# [Problem]
Once the images are set aside, print the remaining lines below exactly.
====== Data supplied
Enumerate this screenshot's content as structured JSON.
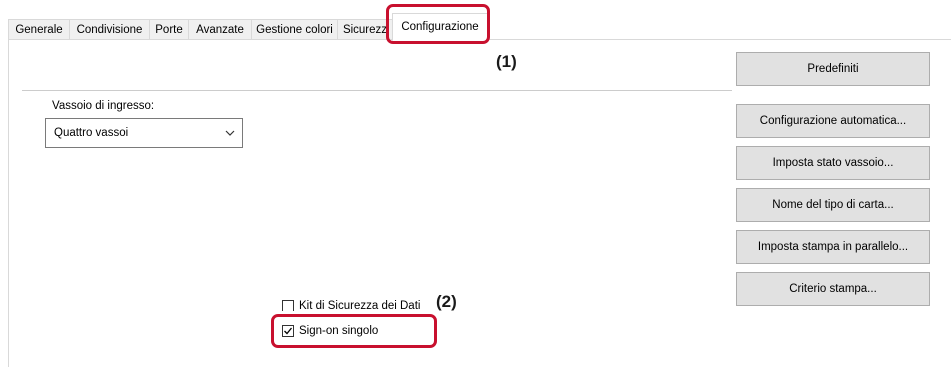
{
  "tabs": [
    {
      "label": "Generale"
    },
    {
      "label": "Condivisione"
    },
    {
      "label": "Porte"
    },
    {
      "label": "Avanzate"
    },
    {
      "label": "Gestione colori"
    },
    {
      "label": "Sicurezz"
    },
    {
      "label": "Configurazione",
      "active": true
    }
  ],
  "callouts": {
    "one": "(1)",
    "two": "(2)"
  },
  "input_tray": {
    "label": "Vassoio di ingresso:",
    "value": "Quattro vassoi"
  },
  "buttons": {
    "predefiniti": "Predefiniti",
    "auto_config": "Configurazione automatica...",
    "tray_status": "Imposta stato vassoio...",
    "paper_type": "Nome del tipo di carta...",
    "parallel_print": "Imposta stampa in parallelo...",
    "print_policy": "Criterio stampa..."
  },
  "checkboxes": {
    "data_security_kit": {
      "label": "Kit di Sicurezza dei Dati",
      "checked": false
    },
    "single_sign_on": {
      "label": "Sign-on singolo",
      "checked": true
    }
  },
  "colors": {
    "highlight": "#c8102e"
  }
}
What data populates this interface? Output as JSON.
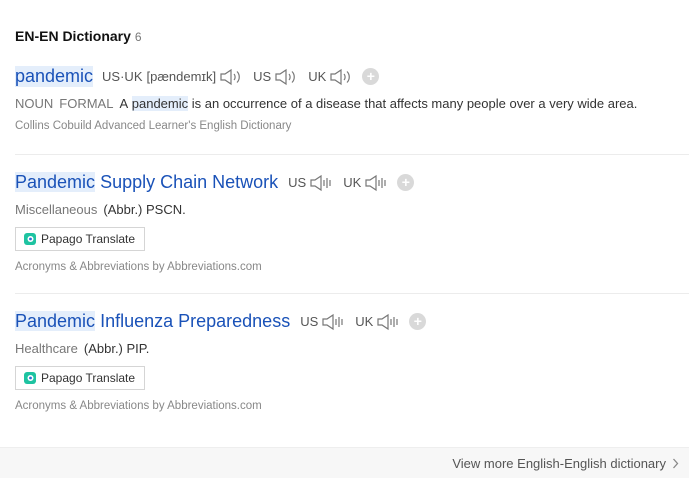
{
  "section": {
    "title": "EN-EN Dictionary",
    "count": "6"
  },
  "entry1": {
    "headword": "pandemic",
    "pron_regions": "US·UK",
    "ipa": "[pændemɪk]",
    "us_label": "US",
    "uk_label": "UK",
    "pos1": "NOUN",
    "pos2": "FORMAL",
    "def_prefix": "A",
    "def_highlight": "pandemic",
    "def_suffix": "is an occurrence of a disease that affects many people over a very wide area.",
    "source": "Collins Cobuild Advanced Learner's English Dictionary"
  },
  "entry2": {
    "headword_hl": "Pandemic",
    "headword_rest": "Supply Chain Network",
    "us_label": "US",
    "uk_label": "UK",
    "category": "Miscellaneous",
    "def": "(Abbr.) PSCN.",
    "translate_label": "Papago Translate",
    "source": "Acronyms & Abbreviations by Abbreviations.com"
  },
  "entry3": {
    "headword_hl": "Pandemic",
    "headword_rest": "Influenza Preparedness",
    "us_label": "US",
    "uk_label": "UK",
    "category": "Healthcare",
    "def": "(Abbr.) PIP.",
    "translate_label": "Papago Translate",
    "source": "Acronyms & Abbreviations by Abbreviations.com"
  },
  "footer": {
    "more_label": "View more English-English dictionary"
  },
  "colors": {
    "headword": "#1a52b8",
    "highlight": "#e4eefb"
  }
}
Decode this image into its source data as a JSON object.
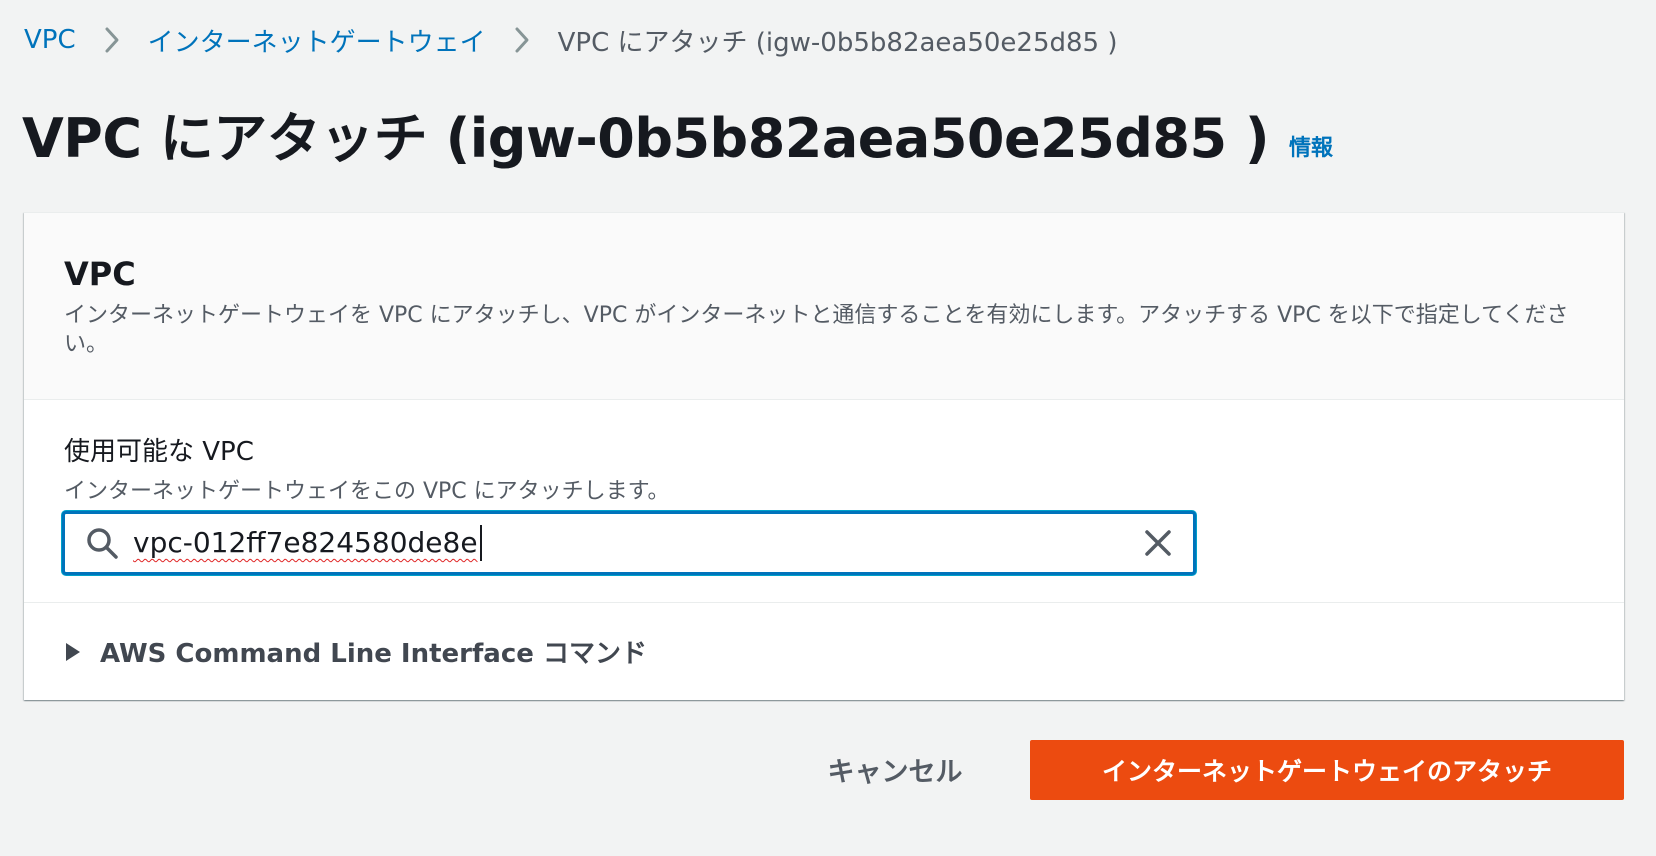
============
# [Answer to the exercise]
Enumerate this screenshot's content as structured JSON.
{
  "tabs": [
    {
      "label": "Generale"
    },
    {
      "label": "Condivisione"
    },
    {
      "label": "Porte"
    },
    {
      "label": "Avanzate"
    },
    {
      "label": "Gestione colori"
    },
    {
      "label": "Sicurezz"
    },
    {
      "label": "Configurazione",
      "active": true
    }
  ],
  "callouts": {
    "one": "(1)",
    "two": "(2)"
  },
  "input_tray": {
    "label": "Vassoio di ingresso:",
    "value": "Quattro vassoi"
  },
  "buttons": {
    "predefiniti": "Predefiniti",
    "auto_config": "Configurazione automatica...",
    "tray_status": "Imposta stato vassoio...",
    "paper_type": "Nome del tipo di carta...",
    "parallel_print": "Imposta stampa in parallelo...",
    "print_policy": "Criterio stampa..."
  },
  "checkboxes": {
    "data_security_kit": {
      "label": "Kit di Sicurezza dei Dati",
      "checked": false
    },
    "single_sign_on": {
      "label": "Sign-on singolo",
      "checked": true
    }
  },
  "colors": {
    "highlight": "#c8102e"
  }
}
What data populates this interface? Output as JSON.
{
  "section": {
    "title": "EN-EN Dictionary",
    "count": "6"
  },
  "entry1": {
    "headword": "pandemic",
    "pron_regions": "US·UK",
    "ipa": "[pændemɪk]",
    "us_label": "US",
    "uk_label": "UK",
    "pos1": "NOUN",
    "pos2": "FORMAL",
    "def_prefix": "A",
    "def_highlight": "pandemic",
    "def_suffix": "is an occurrence of a disease that affects many people over a very wide area.",
    "source": "Collins Cobuild Advanced Learner's English Dictionary"
  },
  "entry2": {
    "headword_hl": "Pandemic",
    "headword_rest": "Supply Chain Network",
    "us_label": "US",
    "uk_label": "UK",
    "category": "Miscellaneous",
    "def": "(Abbr.) PSCN.",
    "translate_label": "Papago Translate",
    "source": "Acronyms & Abbreviations by Abbreviations.com"
  },
  "entry3": {
    "headword_hl": "Pandemic",
    "headword_rest": "Influenza Preparedness",
    "us_label": "US",
    "uk_label": "UK",
    "category": "Healthcare",
    "def": "(Abbr.) PIP.",
    "translate_label": "Papago Translate",
    "source": "Acronyms & Abbreviations by Abbreviations.com"
  },
  "footer": {
    "more_label": "View more English-English dictionary"
  },
  "colors": {
    "headword": "#1a52b8",
    "highlight": "#e4eefb"
  }
}
Decode this image into its source data as a JSON object.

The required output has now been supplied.